◆ Data provided
=-=-=
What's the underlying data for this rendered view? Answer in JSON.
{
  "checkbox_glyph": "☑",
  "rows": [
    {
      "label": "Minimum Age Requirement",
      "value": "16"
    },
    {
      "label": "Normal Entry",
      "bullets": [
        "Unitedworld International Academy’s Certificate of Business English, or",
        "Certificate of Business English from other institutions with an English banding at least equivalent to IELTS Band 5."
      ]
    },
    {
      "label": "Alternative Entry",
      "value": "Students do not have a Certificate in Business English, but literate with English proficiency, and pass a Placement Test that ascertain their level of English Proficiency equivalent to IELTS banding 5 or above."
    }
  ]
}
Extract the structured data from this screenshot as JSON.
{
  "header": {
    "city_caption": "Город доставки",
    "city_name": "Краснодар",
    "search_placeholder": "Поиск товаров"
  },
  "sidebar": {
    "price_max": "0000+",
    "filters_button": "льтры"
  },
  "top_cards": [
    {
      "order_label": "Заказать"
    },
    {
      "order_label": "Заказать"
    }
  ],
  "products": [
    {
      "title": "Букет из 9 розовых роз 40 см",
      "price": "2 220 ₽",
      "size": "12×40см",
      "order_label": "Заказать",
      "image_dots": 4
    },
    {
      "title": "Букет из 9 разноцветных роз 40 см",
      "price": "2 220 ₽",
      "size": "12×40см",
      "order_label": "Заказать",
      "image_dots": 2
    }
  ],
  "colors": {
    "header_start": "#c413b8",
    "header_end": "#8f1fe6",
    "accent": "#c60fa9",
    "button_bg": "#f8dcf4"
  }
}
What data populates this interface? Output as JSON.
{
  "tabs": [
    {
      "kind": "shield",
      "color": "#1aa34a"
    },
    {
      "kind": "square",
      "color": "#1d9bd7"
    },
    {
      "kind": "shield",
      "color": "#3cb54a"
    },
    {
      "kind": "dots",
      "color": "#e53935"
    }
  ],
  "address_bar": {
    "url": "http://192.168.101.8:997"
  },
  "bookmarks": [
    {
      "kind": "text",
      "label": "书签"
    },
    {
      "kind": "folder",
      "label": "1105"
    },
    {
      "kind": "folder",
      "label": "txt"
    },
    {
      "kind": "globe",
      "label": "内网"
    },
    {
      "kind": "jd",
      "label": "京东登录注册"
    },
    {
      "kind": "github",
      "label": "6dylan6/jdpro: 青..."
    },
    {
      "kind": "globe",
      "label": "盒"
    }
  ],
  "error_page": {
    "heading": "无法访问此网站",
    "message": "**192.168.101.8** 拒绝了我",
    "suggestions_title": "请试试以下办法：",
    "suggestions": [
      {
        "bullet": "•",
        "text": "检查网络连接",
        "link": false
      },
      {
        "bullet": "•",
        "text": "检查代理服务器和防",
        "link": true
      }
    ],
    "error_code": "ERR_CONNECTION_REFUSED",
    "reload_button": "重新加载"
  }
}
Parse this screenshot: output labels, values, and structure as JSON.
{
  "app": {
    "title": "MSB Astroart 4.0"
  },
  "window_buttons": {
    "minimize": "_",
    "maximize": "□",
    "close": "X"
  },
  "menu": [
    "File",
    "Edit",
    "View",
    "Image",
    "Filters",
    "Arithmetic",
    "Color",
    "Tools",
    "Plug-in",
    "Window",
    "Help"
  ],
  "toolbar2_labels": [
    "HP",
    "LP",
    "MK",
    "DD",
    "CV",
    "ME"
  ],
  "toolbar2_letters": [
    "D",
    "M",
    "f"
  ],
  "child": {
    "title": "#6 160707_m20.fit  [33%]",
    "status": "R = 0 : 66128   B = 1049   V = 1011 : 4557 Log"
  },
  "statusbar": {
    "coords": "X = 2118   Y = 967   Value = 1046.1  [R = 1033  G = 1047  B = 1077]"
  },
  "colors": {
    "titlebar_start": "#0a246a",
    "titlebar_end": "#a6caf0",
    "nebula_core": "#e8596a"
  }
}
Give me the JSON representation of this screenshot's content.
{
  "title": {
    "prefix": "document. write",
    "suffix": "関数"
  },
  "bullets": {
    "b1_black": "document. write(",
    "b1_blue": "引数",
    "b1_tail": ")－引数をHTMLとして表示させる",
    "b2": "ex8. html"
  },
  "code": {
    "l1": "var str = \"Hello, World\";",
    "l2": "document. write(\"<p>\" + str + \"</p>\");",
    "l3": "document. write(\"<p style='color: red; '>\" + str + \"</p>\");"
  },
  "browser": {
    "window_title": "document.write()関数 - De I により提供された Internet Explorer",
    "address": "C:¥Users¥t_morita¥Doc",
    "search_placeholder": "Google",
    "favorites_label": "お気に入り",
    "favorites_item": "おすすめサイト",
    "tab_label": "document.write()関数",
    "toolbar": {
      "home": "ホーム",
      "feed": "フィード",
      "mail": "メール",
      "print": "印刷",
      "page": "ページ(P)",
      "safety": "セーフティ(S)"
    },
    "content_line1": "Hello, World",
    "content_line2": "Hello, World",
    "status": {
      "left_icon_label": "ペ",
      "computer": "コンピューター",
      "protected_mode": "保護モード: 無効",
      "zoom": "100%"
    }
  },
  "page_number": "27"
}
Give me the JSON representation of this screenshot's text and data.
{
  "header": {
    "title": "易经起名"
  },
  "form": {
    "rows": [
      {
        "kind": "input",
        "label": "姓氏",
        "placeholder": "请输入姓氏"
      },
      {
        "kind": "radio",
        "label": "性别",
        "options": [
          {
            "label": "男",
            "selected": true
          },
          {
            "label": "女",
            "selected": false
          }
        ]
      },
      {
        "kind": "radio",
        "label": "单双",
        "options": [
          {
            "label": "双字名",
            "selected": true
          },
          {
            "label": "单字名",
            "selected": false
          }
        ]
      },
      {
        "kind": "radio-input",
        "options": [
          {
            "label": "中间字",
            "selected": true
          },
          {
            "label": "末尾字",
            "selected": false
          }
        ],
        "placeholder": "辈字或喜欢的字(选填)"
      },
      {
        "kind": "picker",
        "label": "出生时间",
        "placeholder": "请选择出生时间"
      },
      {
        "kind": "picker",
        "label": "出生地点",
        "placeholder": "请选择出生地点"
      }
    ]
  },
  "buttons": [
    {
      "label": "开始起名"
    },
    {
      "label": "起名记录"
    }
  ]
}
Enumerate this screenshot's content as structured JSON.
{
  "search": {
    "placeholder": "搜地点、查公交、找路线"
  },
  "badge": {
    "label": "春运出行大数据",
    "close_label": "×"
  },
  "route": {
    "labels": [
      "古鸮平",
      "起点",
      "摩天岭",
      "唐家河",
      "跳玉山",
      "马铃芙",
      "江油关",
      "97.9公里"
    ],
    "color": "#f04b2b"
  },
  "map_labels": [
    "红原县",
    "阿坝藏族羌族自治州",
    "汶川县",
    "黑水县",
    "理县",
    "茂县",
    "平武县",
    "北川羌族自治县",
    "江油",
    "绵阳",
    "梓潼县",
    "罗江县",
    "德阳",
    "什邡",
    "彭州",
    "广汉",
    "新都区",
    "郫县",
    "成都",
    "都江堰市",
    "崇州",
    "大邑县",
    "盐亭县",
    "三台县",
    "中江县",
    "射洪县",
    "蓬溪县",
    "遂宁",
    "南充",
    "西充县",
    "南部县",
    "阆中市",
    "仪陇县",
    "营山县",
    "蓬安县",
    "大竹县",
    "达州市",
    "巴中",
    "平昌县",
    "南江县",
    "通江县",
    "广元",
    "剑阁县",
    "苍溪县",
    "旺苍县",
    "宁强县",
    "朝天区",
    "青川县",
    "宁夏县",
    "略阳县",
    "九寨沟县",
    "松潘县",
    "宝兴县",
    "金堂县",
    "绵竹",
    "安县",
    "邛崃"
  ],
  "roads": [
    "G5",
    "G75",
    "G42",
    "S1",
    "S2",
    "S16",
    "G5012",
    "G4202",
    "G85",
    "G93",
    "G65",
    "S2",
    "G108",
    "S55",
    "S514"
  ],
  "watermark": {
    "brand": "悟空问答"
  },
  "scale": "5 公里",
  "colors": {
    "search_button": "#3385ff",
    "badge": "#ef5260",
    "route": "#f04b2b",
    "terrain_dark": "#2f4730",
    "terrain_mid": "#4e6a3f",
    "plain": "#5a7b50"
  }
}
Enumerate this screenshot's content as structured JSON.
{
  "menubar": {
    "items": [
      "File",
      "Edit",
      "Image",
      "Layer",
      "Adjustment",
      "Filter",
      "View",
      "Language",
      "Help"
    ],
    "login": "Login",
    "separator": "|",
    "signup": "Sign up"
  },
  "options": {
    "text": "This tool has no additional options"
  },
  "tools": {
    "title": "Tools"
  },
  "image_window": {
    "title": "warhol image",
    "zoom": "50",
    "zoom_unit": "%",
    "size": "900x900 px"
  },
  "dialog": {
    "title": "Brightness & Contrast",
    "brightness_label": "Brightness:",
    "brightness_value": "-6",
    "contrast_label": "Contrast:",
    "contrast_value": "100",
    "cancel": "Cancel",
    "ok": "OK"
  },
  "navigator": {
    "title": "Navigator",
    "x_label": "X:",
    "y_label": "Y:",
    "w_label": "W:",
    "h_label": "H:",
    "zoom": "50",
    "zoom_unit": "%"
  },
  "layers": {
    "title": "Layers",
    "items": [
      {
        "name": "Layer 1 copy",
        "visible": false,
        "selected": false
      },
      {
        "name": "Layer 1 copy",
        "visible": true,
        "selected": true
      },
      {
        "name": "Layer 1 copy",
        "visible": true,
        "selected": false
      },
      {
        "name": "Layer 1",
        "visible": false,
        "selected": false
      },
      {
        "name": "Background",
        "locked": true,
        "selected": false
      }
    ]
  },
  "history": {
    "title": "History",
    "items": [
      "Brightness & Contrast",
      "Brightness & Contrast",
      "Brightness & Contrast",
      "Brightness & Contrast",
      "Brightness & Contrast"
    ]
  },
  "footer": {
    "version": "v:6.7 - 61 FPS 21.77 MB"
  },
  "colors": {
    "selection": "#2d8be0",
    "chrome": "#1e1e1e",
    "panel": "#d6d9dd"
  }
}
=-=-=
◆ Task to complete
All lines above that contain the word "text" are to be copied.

◆ Reply to the exercise
      "kind": "text",
        "text": "检查网络连接",
        "text": "检查代理服务器和防",
Give me the JSON representation of this screenshot's text and data.
    "text": "This tool has no additional options"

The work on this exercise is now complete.